*PROBLEM DESCRIPTION*.
Determine how many lines of the records include "digit", and answer with the number alone.

----------------

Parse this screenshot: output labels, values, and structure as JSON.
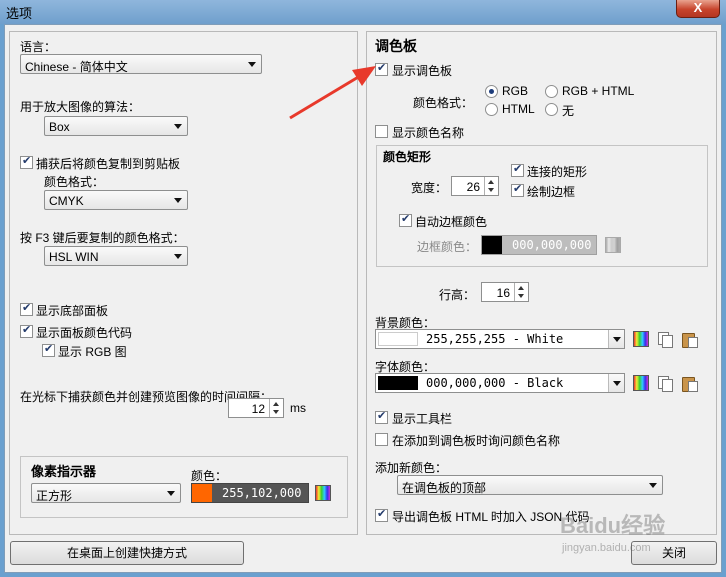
{
  "window": {
    "title": "选项",
    "close_glyph": "X"
  },
  "left": {
    "language_label": "语言：",
    "language_value": "Chinese - 简体中文",
    "zoom_algo_label": "用于放大图像的算法：",
    "zoom_algo_value": "Box",
    "copy_on_capture_label": "捕获后将颜色复制到剪贴板",
    "copy_on_capture_checked": true,
    "copy_format_label": "颜色格式：",
    "copy_format_value": "CMYK",
    "f3_format_label": "按 F3 键后要复制的颜色格式：",
    "f3_format_value": "HSL WIN",
    "show_bottom_panel_label": "显示底部面板",
    "show_bottom_panel_checked": true,
    "show_panel_codes_label": "显示面板颜色代码",
    "show_panel_codes_checked": true,
    "show_rgb_chart_label": "显示 RGB 图",
    "show_rgb_chart_checked": true,
    "capture_interval_label": "在光标下捕获颜色并创建预览图像的时间间隔：",
    "capture_interval_value": "12",
    "capture_interval_unit": "ms",
    "pixel_indicator": {
      "title": "像素指示器",
      "shape_value": "正方形",
      "color_label": "颜色：",
      "color_value": "255,102,000",
      "color_hex": "#ff6600"
    },
    "create_shortcut_label": "在桌面上创建快捷方式"
  },
  "right": {
    "title": "调色板",
    "show_palette_label": "显示调色板",
    "show_palette_checked": true,
    "color_format_label": "颜色格式：",
    "formats": [
      {
        "label": "RGB",
        "selected": true
      },
      {
        "label": "RGB + HTML",
        "selected": false
      },
      {
        "label": "HTML",
        "selected": false
      },
      {
        "label": "无",
        "selected": false
      }
    ],
    "show_color_names_label": "显示颜色名称",
    "show_color_names_checked": false,
    "rect": {
      "title": "颜色矩形",
      "width_label": "宽度：",
      "width_value": "26",
      "connected_label": "连接的矩形",
      "connected_checked": true,
      "draw_border_label": "绘制边框",
      "draw_border_checked": true,
      "auto_border_label": "自动边框颜色",
      "auto_border_checked": true,
      "border_color_label": "边框颜色：",
      "border_color_value": "000,000,000",
      "border_color_hex": "#000000"
    },
    "row_height_label": "行高：",
    "row_height_value": "16",
    "bg_color_label": "背景颜色：",
    "bg_color_value": "255,255,255 - White",
    "bg_color_hex": "#ffffff",
    "font_color_label": "字体颜色：",
    "font_color_value": "000,000,000 - Black",
    "font_color_hex": "#000000",
    "show_toolbar_label": "显示工具栏",
    "show_toolbar_checked": true,
    "ask_name_label": "在添加到调色板时询问颜色名称",
    "ask_name_checked": false,
    "add_new_color_label": "添加新颜色：",
    "add_new_color_value": "在调色板的顶部",
    "export_json_label": "导出调色板 HTML 时加入 JSON 代码",
    "export_json_checked": true,
    "close_label": "关闭"
  },
  "watermark": {
    "text": "Baidu经验",
    "sub": "jingyan.baidu.com"
  },
  "annotation": {
    "arrow_color": "#e8392b"
  }
}
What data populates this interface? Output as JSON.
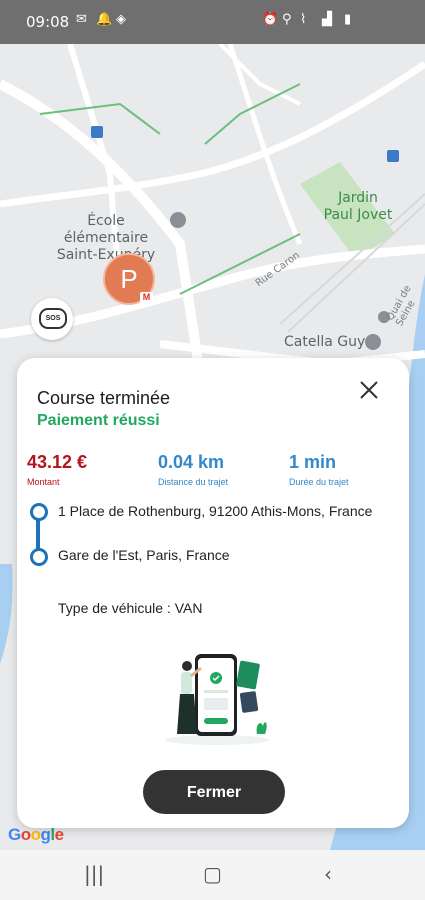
{
  "status_bar": {
    "time": "09:08",
    "left_icons": [
      "gmail-icon",
      "notification-bell-icon",
      "dot-icon"
    ],
    "right_icons": [
      "alarm-icon",
      "location-icon",
      "wifi-calling-icon",
      "signal-icon",
      "battery-icon"
    ]
  },
  "map": {
    "labels": {
      "school": "École élémentaire\nSaint-Exupéry",
      "park": "Jardin\nPaul Jovet",
      "catella": "Catella Guy",
      "rue_caron": "Rue Caron",
      "quai": "Quai de Seine"
    },
    "marker_letter": "P",
    "sos_label": "SOS",
    "google_logo": "Google",
    "colors": {
      "road": "#ffffff",
      "park": "#c7e3c0",
      "water": "#a8cff2",
      "accent_path": "#6cbf7a"
    }
  },
  "card": {
    "title": "Course terminée",
    "subtitle": "Paiement réussi",
    "stats": [
      {
        "value": "43.12 €",
        "label": "Montant"
      },
      {
        "value": "0.04 km",
        "label": "Distance du trajet"
      },
      {
        "value": "1 min",
        "label": "Durée du trajet"
      }
    ],
    "pickup_address": "1 Place de Rothenburg, 91200 Athis-Mons, France",
    "dropoff_address": "Gare de l'Est, Paris, France",
    "vehicle_type": "Type de véhicule : VAN",
    "close_button_label": "Fermer",
    "colors": {
      "amount": "#b3141d",
      "info_blue": "#3487c9",
      "success": "#22a85f",
      "route": "#1e73b8"
    }
  },
  "nav_bar": {
    "icons": [
      "recent-apps-icon",
      "home-icon",
      "back-icon"
    ]
  }
}
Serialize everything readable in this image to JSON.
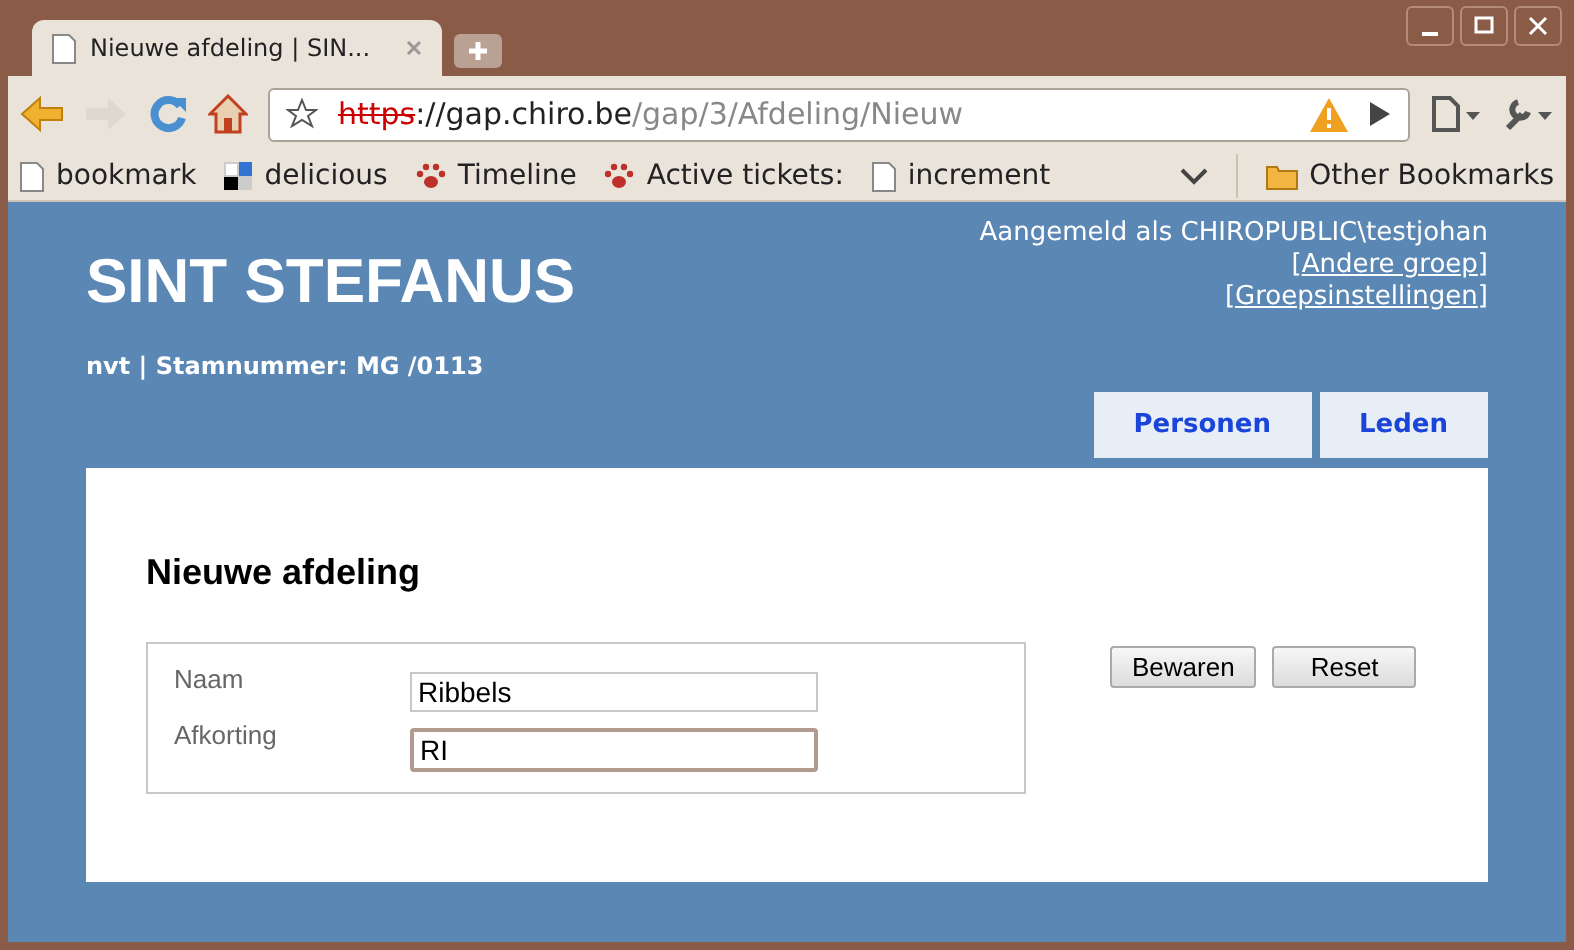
{
  "browser": {
    "tabs": [
      {
        "title": "Nieuwe afdeling | SIN...",
        "selected": true
      }
    ],
    "address": {
      "scheme": "https",
      "separator": "://",
      "host": "gap.chiro.be",
      "path": "/gap/3/Afdeling/Nieuw"
    },
    "bookmarks": [
      {
        "label": "bookmark",
        "kind": "page"
      },
      {
        "label": "delicious",
        "kind": "delicious"
      },
      {
        "label": "Timeline",
        "kind": "paw"
      },
      {
        "label": "Active tickets:",
        "kind": "paw"
      },
      {
        "label": "increment",
        "kind": "page"
      }
    ],
    "other_bookmarks": "Other Bookmarks"
  },
  "page": {
    "title": "SINT STEFANUS",
    "subtitle": "nvt | Stamnummer: MG /0113",
    "login": "Aangemeld als CHIROPUBLIC\\testjohan",
    "links": [
      {
        "open": "[",
        "label": "Andere groep",
        "close": "]"
      },
      {
        "open": "[",
        "label": "Groepsinstellingen",
        "close": "]"
      }
    ],
    "nav": [
      "Personen",
      "Leden"
    ],
    "heading": "Nieuwe afdeling",
    "fields": [
      {
        "label": "Naam",
        "value": "Ribbels",
        "focused": false
      },
      {
        "label": "Afkorting",
        "value": "RI",
        "focused": true
      }
    ],
    "buttons": [
      "Bewaren",
      "Reset"
    ]
  }
}
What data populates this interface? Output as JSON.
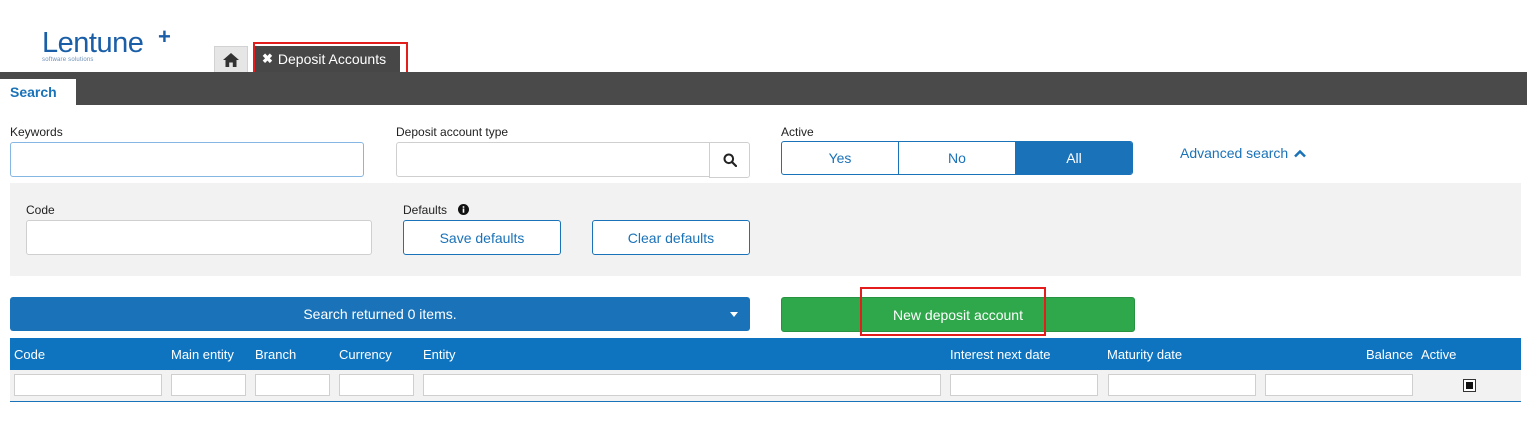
{
  "logo": {
    "name": "Lentune",
    "plus": "+",
    "tagline": "software solutions"
  },
  "tabs": {
    "home_icon": "home-icon",
    "doc_tab_close": "✖",
    "doc_tab_label": "Deposit Accounts"
  },
  "search_tab": "Search",
  "filters": {
    "keywords_label": "Keywords",
    "keywords_value": "",
    "type_label": "Deposit account type",
    "type_value": "",
    "active_label": "Active",
    "active_options": [
      "Yes",
      "No",
      "All"
    ],
    "active_selected": "All",
    "advanced_label": "Advanced search"
  },
  "advanced": {
    "code_label": "Code",
    "code_value": "",
    "defaults_label": "Defaults",
    "save_defaults": "Save defaults",
    "clear_defaults": "Clear defaults"
  },
  "results": {
    "summary": "Search returned 0 items.",
    "new_button": "New deposit account"
  },
  "table": {
    "columns": [
      "Code",
      "Main entity",
      "Branch",
      "Currency",
      "Entity",
      "Interest next date",
      "Maturity date",
      "Balance",
      "Active"
    ],
    "active_filter_checked": true
  },
  "colors": {
    "primary": "#1a72b8",
    "header": "#0f74c0",
    "success": "#2ea84a",
    "highlight": "#e31c1c",
    "dark_bar": "#4a4a4a"
  }
}
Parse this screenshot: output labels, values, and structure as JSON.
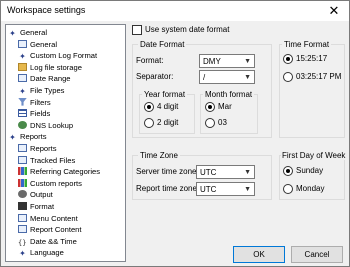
{
  "window": {
    "title": "Workspace settings",
    "close_glyph": "✕"
  },
  "tree": {
    "nodes": [
      {
        "label": "General",
        "icon": "star-icon"
      },
      {
        "label": "General",
        "icon": "document-icon"
      },
      {
        "label": "Custom Log Format",
        "icon": "star-icon"
      },
      {
        "label": "Log file storage",
        "icon": "folder-icon"
      },
      {
        "label": "Date Range",
        "icon": "calendar-icon"
      },
      {
        "label": "File Types",
        "icon": "star-icon"
      },
      {
        "label": "Filters",
        "icon": "filter-icon"
      },
      {
        "label": "Fields",
        "icon": "list-icon"
      },
      {
        "label": "DNS Lookup",
        "icon": "lookup-icon"
      },
      {
        "label": "Reports",
        "icon": "star-icon"
      },
      {
        "label": "Reports",
        "icon": "document-icon"
      },
      {
        "label": "Tracked Files",
        "icon": "document-icon"
      },
      {
        "label": "Referring Categories",
        "icon": "chart-icon"
      },
      {
        "label": "Custom reports",
        "icon": "chart-icon"
      },
      {
        "label": "Output",
        "icon": "gear-icon"
      },
      {
        "label": "Format",
        "icon": "format-icon"
      },
      {
        "label": "Menu Content",
        "icon": "document-icon"
      },
      {
        "label": "Report Content",
        "icon": "document-icon"
      },
      {
        "label": "Date && Time",
        "icon": "brace-icon"
      },
      {
        "label": "Language",
        "icon": "star-icon"
      }
    ]
  },
  "system_date": {
    "label": "Use system date format",
    "checked": false
  },
  "date_format": {
    "legend": "Date Format",
    "format_label": "Format:",
    "format_value": "DMY",
    "separator_label": "Separator:",
    "separator_value": "/",
    "year_format": {
      "legend": "Year format",
      "opt1": "4 digit",
      "opt2": "2 digit",
      "selected": "4 digit"
    },
    "month_format": {
      "legend": "Month format",
      "opt1": "Mar",
      "opt2": "03",
      "selected": "Mar"
    }
  },
  "time_format": {
    "legend": "Time Format",
    "opt1": "15:25:17",
    "opt2": "03:25:17 PM",
    "selected": "15:25:17"
  },
  "time_zone": {
    "legend": "Time Zone",
    "server_label": "Server time zone:",
    "server_value": "UTC",
    "report_label": "Report time zone:",
    "report_value": "UTC"
  },
  "first_day": {
    "legend": "First Day of Week",
    "opt1": "Sunday",
    "opt2": "Monday",
    "selected": "Sunday"
  },
  "buttons": {
    "ok": "OK",
    "cancel": "Cancel"
  },
  "colors": {
    "accent": "#0078d7",
    "tree_icon": "#2a3f8a"
  }
}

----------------

*FINISHED TASK*.
3